Sometimes a legislative death can provide for a far greater resurrection
Published 9:03 am Wednesday, July 8, 2015
By Dade Phelan
House Bill 1979 was an idea born and bred in the brackish waters of Orange County.
Building on the momentum of two blockbuster professional tournaments, John Gothia was eager for Orange County to host a national high school or college event. Despite having the country’s largest youth fishing trail, the statewide 14-inch slot limit for largemouth bass proved to be a stubborn roadblock. Participants of all skill sets would have difficulty in catching a complete tournament bag. Although elusive here, a full live well is easily attainable in other areas of the state. Professionals will follow the circuit but amateurs will follow the fish.
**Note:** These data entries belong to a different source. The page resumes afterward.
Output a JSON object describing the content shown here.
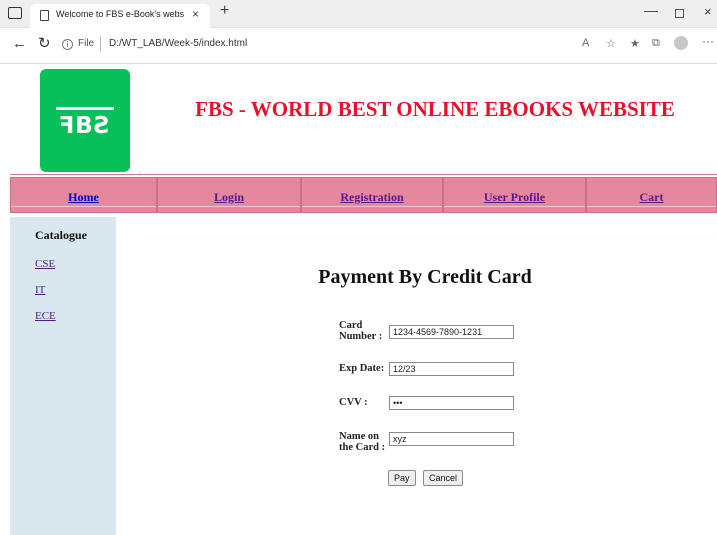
{
  "browser": {
    "tab_title": "Welcome to FBS e-Book's website",
    "tab_close": "×",
    "new_tab": "+",
    "file_label": "File",
    "url": "D:/WT_LAB/Week-5/index.html",
    "nav_back": "←",
    "nav_refresh": "↻",
    "window_min": "—",
    "window_close": "×",
    "more": "···"
  },
  "header": {
    "logo_text": "ꟻBƧ",
    "site_title": "FBS - WORLD BEST ONLINE EBOOKS WEBSITE"
  },
  "nav": {
    "items": [
      {
        "label": "Home"
      },
      {
        "label": "Login"
      },
      {
        "label": "Registration"
      },
      {
        "label": "User Profile"
      },
      {
        "label": "Cart"
      }
    ]
  },
  "sidebar": {
    "title": "Catalogue",
    "links": [
      {
        "label": "CSE"
      },
      {
        "label": "IT"
      },
      {
        "label": "ECE"
      }
    ]
  },
  "form": {
    "title": "Payment By Credit Card",
    "card_number_label_1": "Card",
    "card_number_label_2": "Number :",
    "card_number_value": "1234-4569-7890-1231",
    "exp_date_label": "Exp Date:",
    "exp_date_value": "12/23",
    "cvv_label": "CVV :",
    "cvv_value": "•••",
    "name_label_1": "Name on",
    "name_label_2": "the Card :",
    "name_value": "xyz",
    "pay_label": "Pay",
    "cancel_label": "Cancel"
  },
  "colors": {
    "nav_bg": "#e5879f",
    "title_red": "#e8102a",
    "logo_green": "#07c05a",
    "sidebar_bg": "#d8e8ee"
  }
}
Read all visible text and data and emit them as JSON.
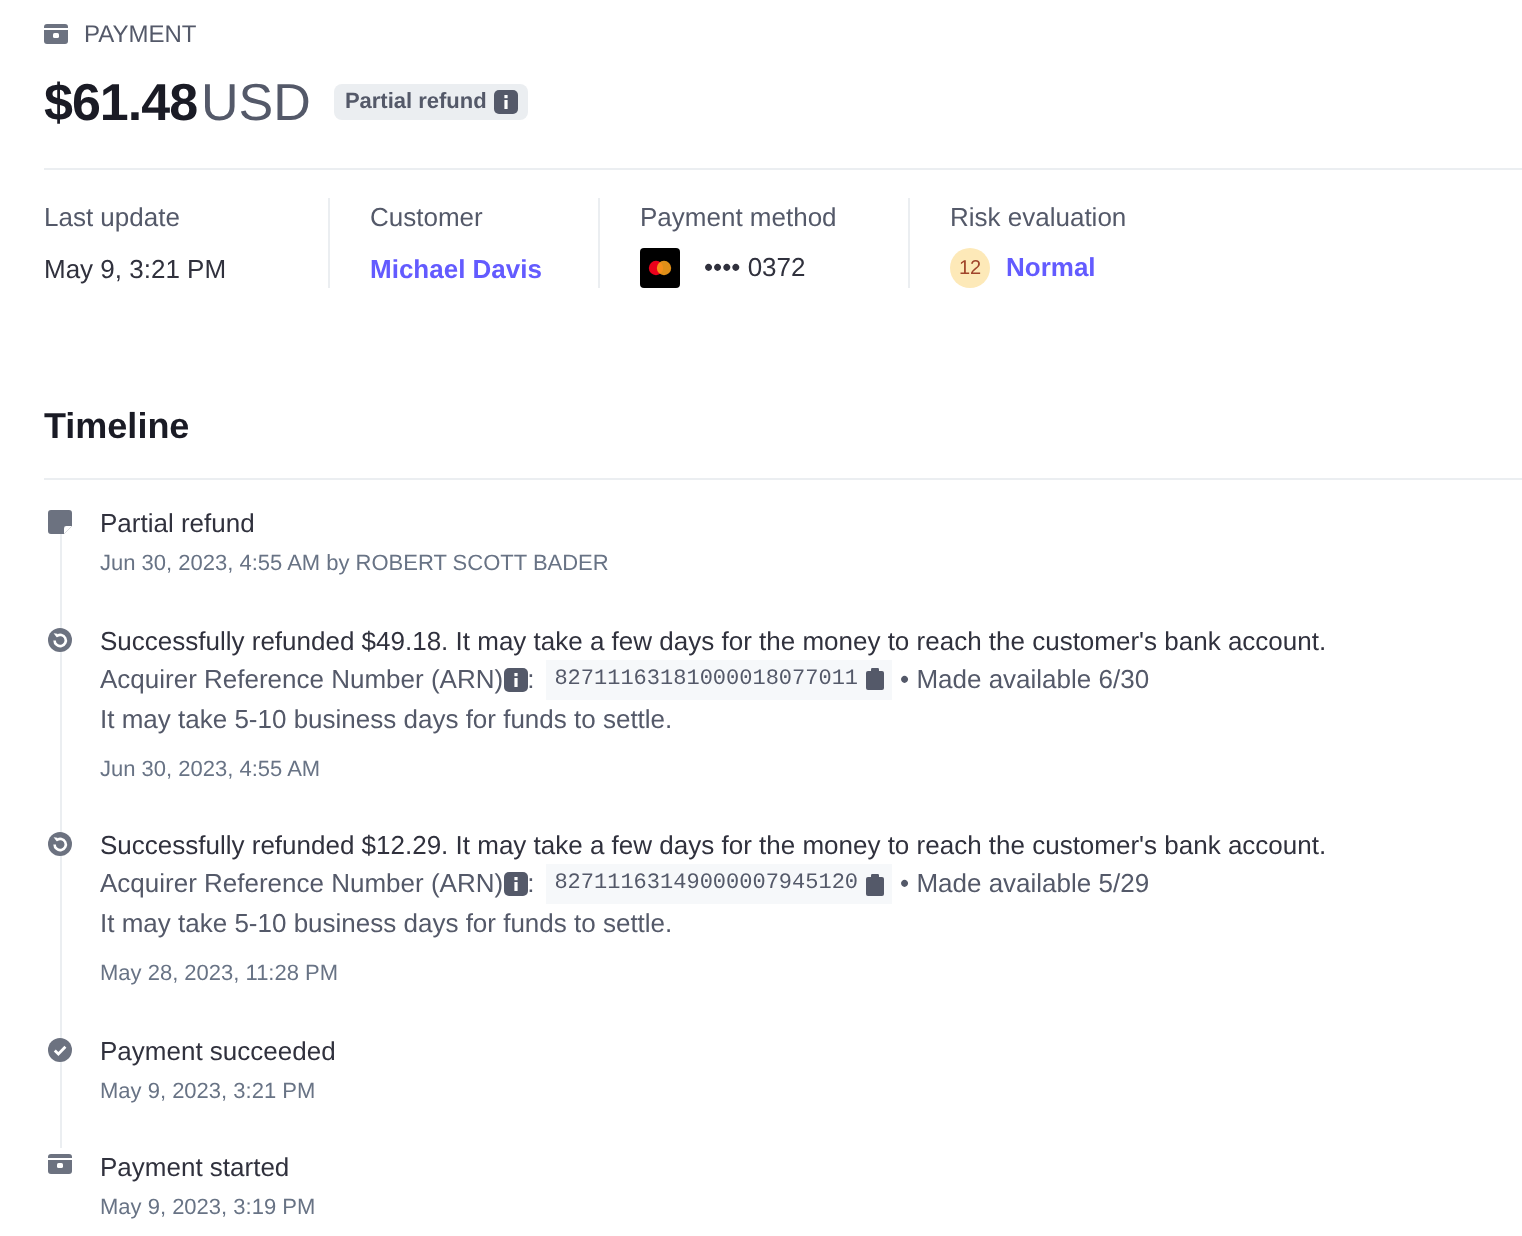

To level the playing field, we drafted and filed HB 1979. This bill would temporarily reduce the slot to 12 inches for catch and release high school and college tournaments in Southeast Texas waterways. The events would have been strictly permitted and regulated by Texas Parks and Wildlife (TPWD). Ida Schossow, President of the Greater Orange Chamber of Commerce, and Mr. Gothia testified in committee to the tremendous economic and social impact of the two Bassmasters Elite tournaments. They argued sound points regarding the ecological differences between our waterways and that of the “sharelunker”, freshwater lakes such as Rayburn or Fork. The facts pertaining to high salinity levels, expanded food chains and pressures from coastal storms did not deter many central Texans from voicing their opposition. One individual opined that Southeast Texas anglers were just not skilled enough to catch the larger fish. This resistance did not stop us from advancing the bill out of committee and placing it on the House Calendar.
Although HB 1979 officially died on May 14th, its spirit certainly did not. In negotiations with TPWD, an agreement was reached to update the decades old freshwater study that eventually led to the statewide limit. To the Departments great credit, they have followed through with swift results. The progress to date:
The Department has collected 562 largemouth bass for length-frequency and age structure analyses from the lower Sabine and Neches rivers, as well as the Taylor Bayou complex.
Fish aging structures (inner ear bones, known as otoliths) have been allowed to adequately dry in preparation for aging under microscopes.
Fish collection data is being entered into an electronic database.
Fish length-frequencies will be generated and aging structures processed.
A local angler opinion phase will commence soon to gather a historical perspective on the area’s fishing environment.
Should the revised analysis prove what many in the area already know, we could enjoy a reduced size slot limit for largemouth bass as early as Spring 2016. Although plenty of work remains, I want to thank TPWD and the many concerned citizens of Southeast Texas for their cooperation in what could be a monumental change for our area’s anglers.
It is honor to serve the citizens of Southeast. If I may ever be of assistance please contact me at firstname.lastname@example.org or 512.463.0706.
God Bless you all and God Bless Texas,
Dade Phelan is Texas House Member Representative for District 21